The newspapers coverage of the case also reflected a much different justice system than we have today. Approximately five months after the actual death of the two victims, in March of 1940, their bodies were found; the suspect was arrested by the end of the month; the trial was held in the latter part of June; went to the jury on July 1; on July 2, the jury returned a verdict of guilty with a recommendation for the death penalty; and the trial judge turned down an appeal for a new trial. On September 6, 1940, still proclaiming his innocence, and quiet and calm to the end, 46-year old Edward Bouchard met death by hanging at the Walla Walla State Penitentiary. In 1940, we were still not far removed from the days of the Wild West and the hanging judges.
The homes of the deputies were scattered throughout the county, and they actually seemed to be on-call at all times, even when off-duty and at home. My father never failed to answer a call for help in an emergency. In 1942, at 3 one morning, an excited man called our home in Seattle Heights (a mile south of the crossroads at Lynnwood) — his wife was in labor, they had no car; he had not been able to get the services of an ambulance or any other emergency vehicle. She needed to get to the hospital at once. Dad was up, dressed and in his car and off to the aid of the family. With the lady settled in the back seat and siren blaring, they headed for Harborview Hospital in Seattle. As the newspaper reported, he opened the throttle and was at the steps of the hospital in record time. There was no time to spare. A little girl was born in the backseat of my father’s car — at least there was a doctor in attendance.
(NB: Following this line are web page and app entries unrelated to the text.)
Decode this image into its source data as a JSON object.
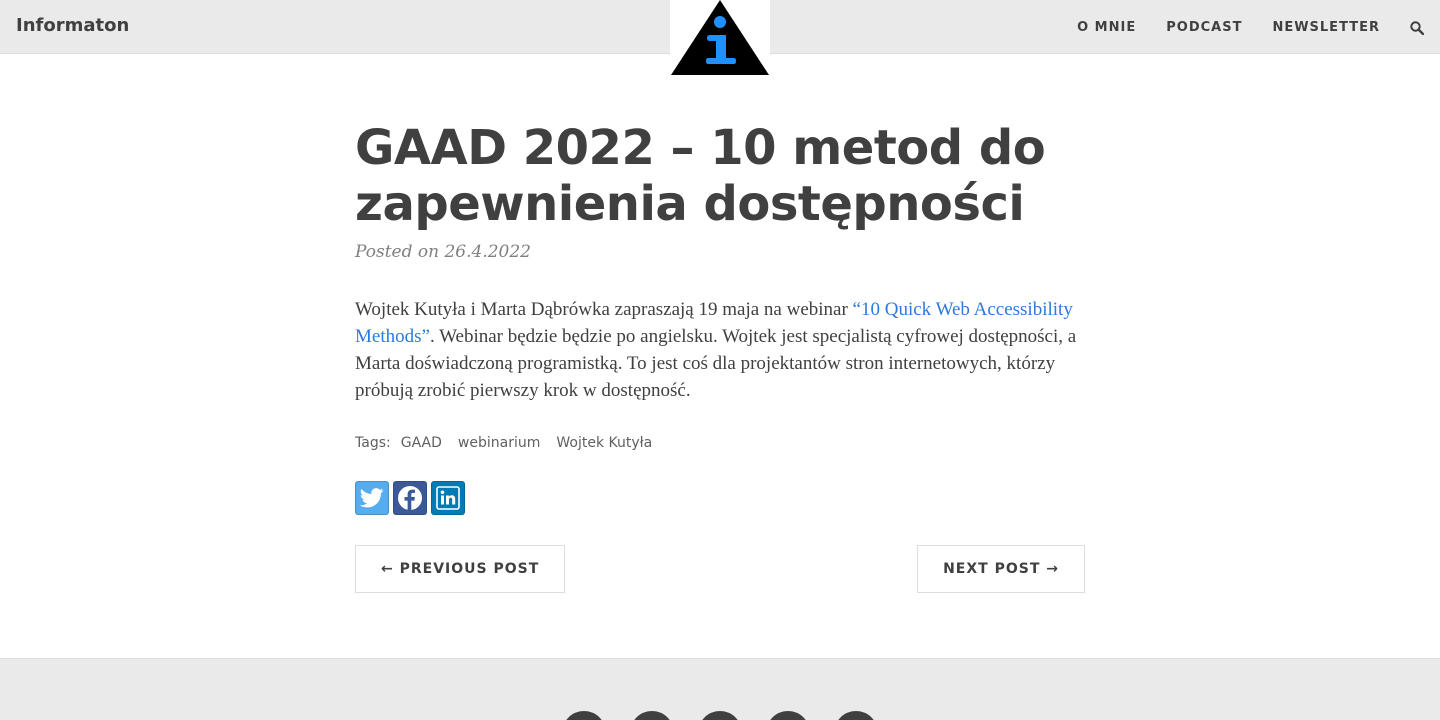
{
  "navbar": {
    "brand": "Informaton",
    "logo_icon": "info-triangle-logo",
    "links": [
      "O MNIE",
      "PODCAST",
      "NEWSLETTER"
    ],
    "search_icon": "search-icon"
  },
  "post": {
    "title": "GAAD 2022 – 10 metod do zapewnienia dostępności",
    "meta": "Posted on 26.4.2022",
    "body_pre": "Wojtek Kutyła i Marta Dąbrówka zapraszają 19 maja na webinar ",
    "body_link": "“10 Quick Web Accessibility Methods”",
    "body_post": ". Webinar będzie będzie po angielsku. Wojtek jest specjalistą cyfrowej dostępności, a Marta doświadczoną programistką. To jest coś dla projektantów stron internetowych, którzy próbują zrobić pierwszy krok w dostępność.",
    "tags_label": "Tags:",
    "tags": [
      "GAAD",
      "webinarium",
      "Wojtek Kutyła"
    ]
  },
  "share": {
    "twitter_color": "#55acee",
    "facebook_color": "#3b5998",
    "linkedin_color": "#007bb5"
  },
  "pager": {
    "prev": "← Previous Post",
    "next": "Next Post →"
  },
  "colors": {
    "link": "#2a7ae2",
    "nav_bg": "#eaeaea",
    "text": "#404040",
    "logo_blue": "#1e90ff"
  }
}
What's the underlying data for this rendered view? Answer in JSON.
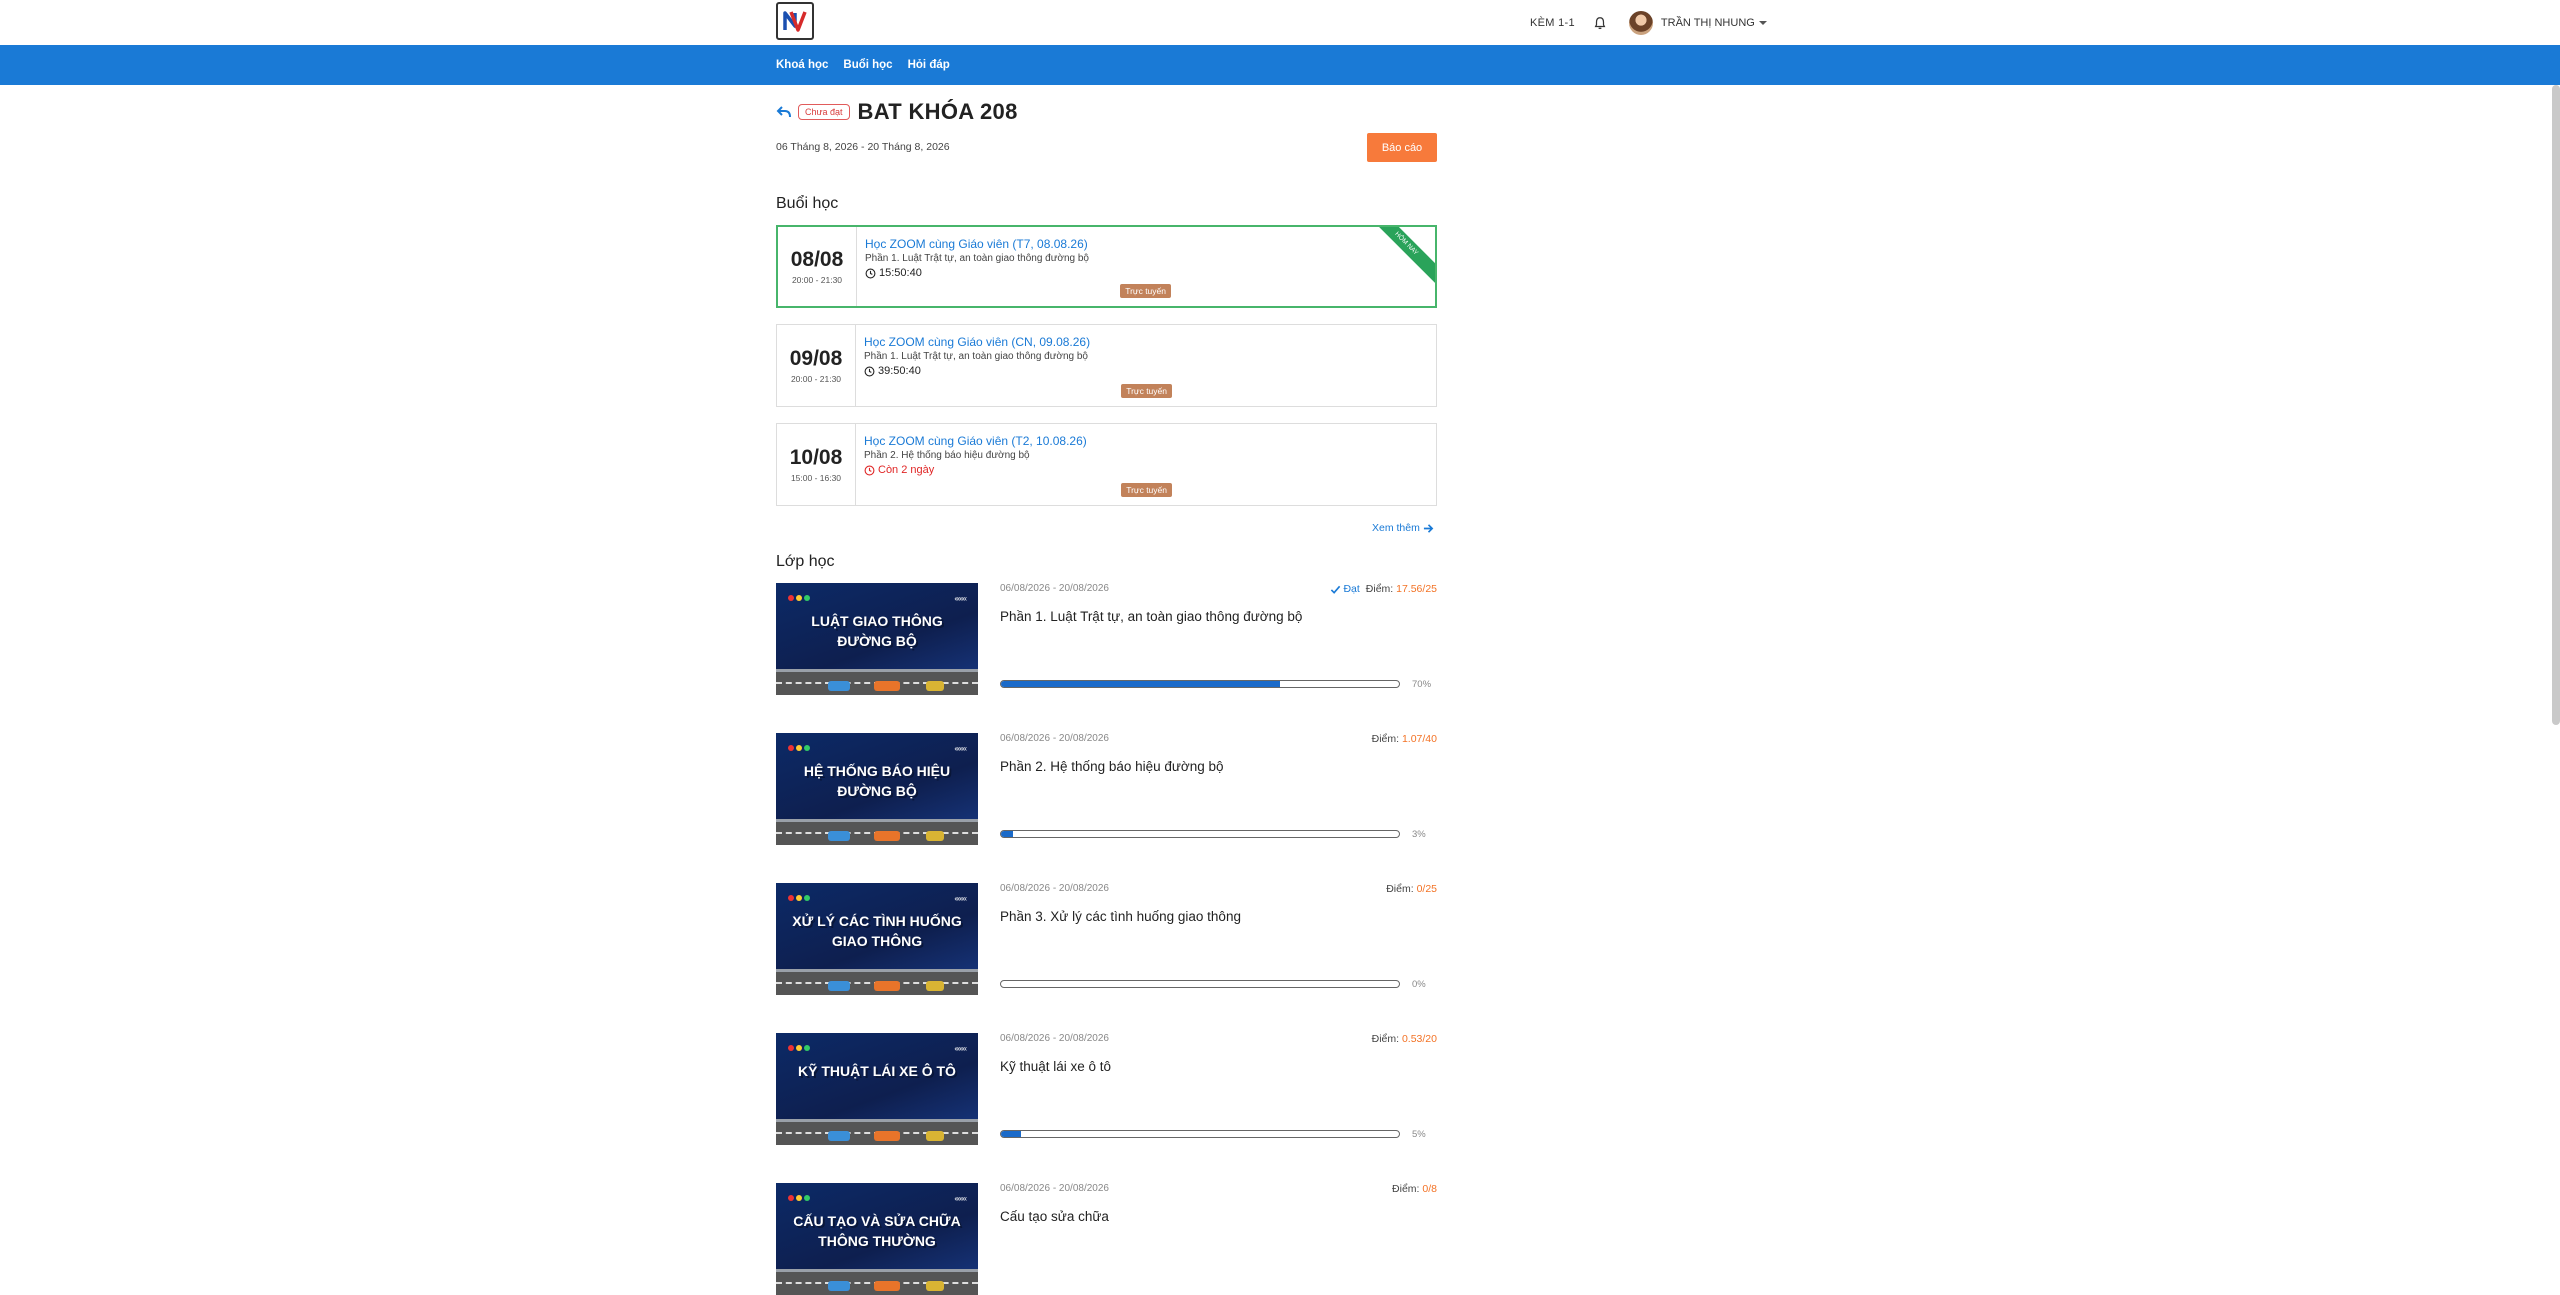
{
  "header": {
    "kem_label": "KÈM 1-1",
    "username": "TRẦN THỊ NHUNG"
  },
  "nav": [
    "Khoá học",
    "Buổi học",
    "Hỏi đáp"
  ],
  "course": {
    "status": "Chưa đạt",
    "title": "BAT KHÓA 208",
    "date_range": "06 Tháng 8, 2026 - 20 Tháng 8, 2026",
    "report_label": "Báo cáo"
  },
  "sessions_title": "Buổi học",
  "sessions": [
    {
      "day": "08/08",
      "time": "20:00 - 21:30",
      "name": "Học ZOOM cùng Giáo viên (T7, 08.08.26)",
      "part": "Phần 1. Luật Trật tự, an toàn giao thông đường bộ",
      "countdown": "15:50:40",
      "tag": "Trực tuyến",
      "ribbon": "HÔM NAY",
      "active": true,
      "red": false
    },
    {
      "day": "09/08",
      "time": "20:00 - 21:30",
      "name": "Học ZOOM cùng Giáo viên (CN, 09.08.26)",
      "part": "Phần 1. Luật Trật tự, an toàn giao thông đường bộ",
      "countdown": "39:50:40",
      "tag": "Trực tuyến",
      "ribbon": "",
      "active": false,
      "red": false
    },
    {
      "day": "10/08",
      "time": "15:00 - 16:30",
      "name": "Học ZOOM cùng Giáo viên (T2, 10.08.26)",
      "part": "Phần 2. Hệ thống báo hiệu đường bộ",
      "countdown": "Còn 2 ngày",
      "tag": "Trực tuyến",
      "ribbon": "",
      "active": false,
      "red": true
    }
  ],
  "see_more": "Xem thêm",
  "classes_title": "Lớp học",
  "score_label": "Điểm:",
  "pass_label": "Đạt",
  "classes": [
    {
      "thumb": [
        "LUẬT GIAO THÔNG",
        "ĐƯỜNG BỘ"
      ],
      "dates": "06/08/2026 - 20/08/2026",
      "name": "Phần 1. Luật Trật tự, an toàn giao thông đường bộ",
      "score": "17.56/25",
      "passed": true,
      "progress": 0.7,
      "pct": "70%"
    },
    {
      "thumb": [
        "HỆ THỐNG BÁO HIỆU",
        "ĐƯỜNG BỘ"
      ],
      "dates": "06/08/2026 - 20/08/2026",
      "name": "Phần 2. Hệ thống báo hiệu đường bộ",
      "score": "1.07/40",
      "passed": false,
      "progress": 0.03,
      "pct": "3%"
    },
    {
      "thumb": [
        "XỬ LÝ CÁC TÌNH HUỐNG",
        "GIAO THÔNG"
      ],
      "dates": "06/08/2026 - 20/08/2026",
      "name": "Phần 3. Xử lý các tình huống giao thông",
      "score": "0/25",
      "passed": false,
      "progress": 0.0,
      "pct": "0%"
    },
    {
      "thumb": [
        "KỸ THUẬT LÁI XE Ô TÔ"
      ],
      "dates": "06/08/2026 - 20/08/2026",
      "name": "Kỹ thuật lái xe ô tô",
      "score": "0.53/20",
      "passed": false,
      "progress": 0.05,
      "pct": "5%"
    },
    {
      "thumb": [
        "CẤU TẠO VÀ SỬA CHỮA",
        "THÔNG THƯỜNG"
      ],
      "dates": "06/08/2026 - 20/08/2026",
      "name": "Cấu tạo sửa chữa",
      "score": "0/8",
      "passed": false,
      "progress": null,
      "pct": ""
    }
  ],
  "colors": {
    "primary": "#1a7ad6",
    "accent": "#f77a3b",
    "success": "#2aa35a",
    "danger": "#e02626",
    "tag": "#c2825a"
  },
  "icons": [
    "logo",
    "bell-icon",
    "avatar",
    "back-arrow-icon",
    "clock-icon",
    "arrow-right-icon",
    "check-icon"
  ]
}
As with our fire protection noted in my “looking back” column last month, law enforcement has also improved and is now much more advanced and professional — maybe not as personal as it was three-quarters of a century ago, but certainly more accessible. Law enforcement has come a long way since those early days.
A long-time resident of Lynnwood, Betty Lou Gaeng is a genealogist, historian, researcher and writer who is active in volunteer work for Lynnwood’s Heritage Park Partners Advisory Committee and the Alderwood Manor Heritage Association at Heritage Park. She is also a member of the League of Snohomish County Heritage Organizations (LOSCHO) and the South County Historical Society and Museum. Gaeng is the author of two books: “Etched in Stone,” which is the history of the Edmonds Museum memorial monument, and “Chirouse” about a Catholic missionary priest who came from France to Washington Territory in 1847 and became a father figure and friend to the Puget Sound area’s Native people.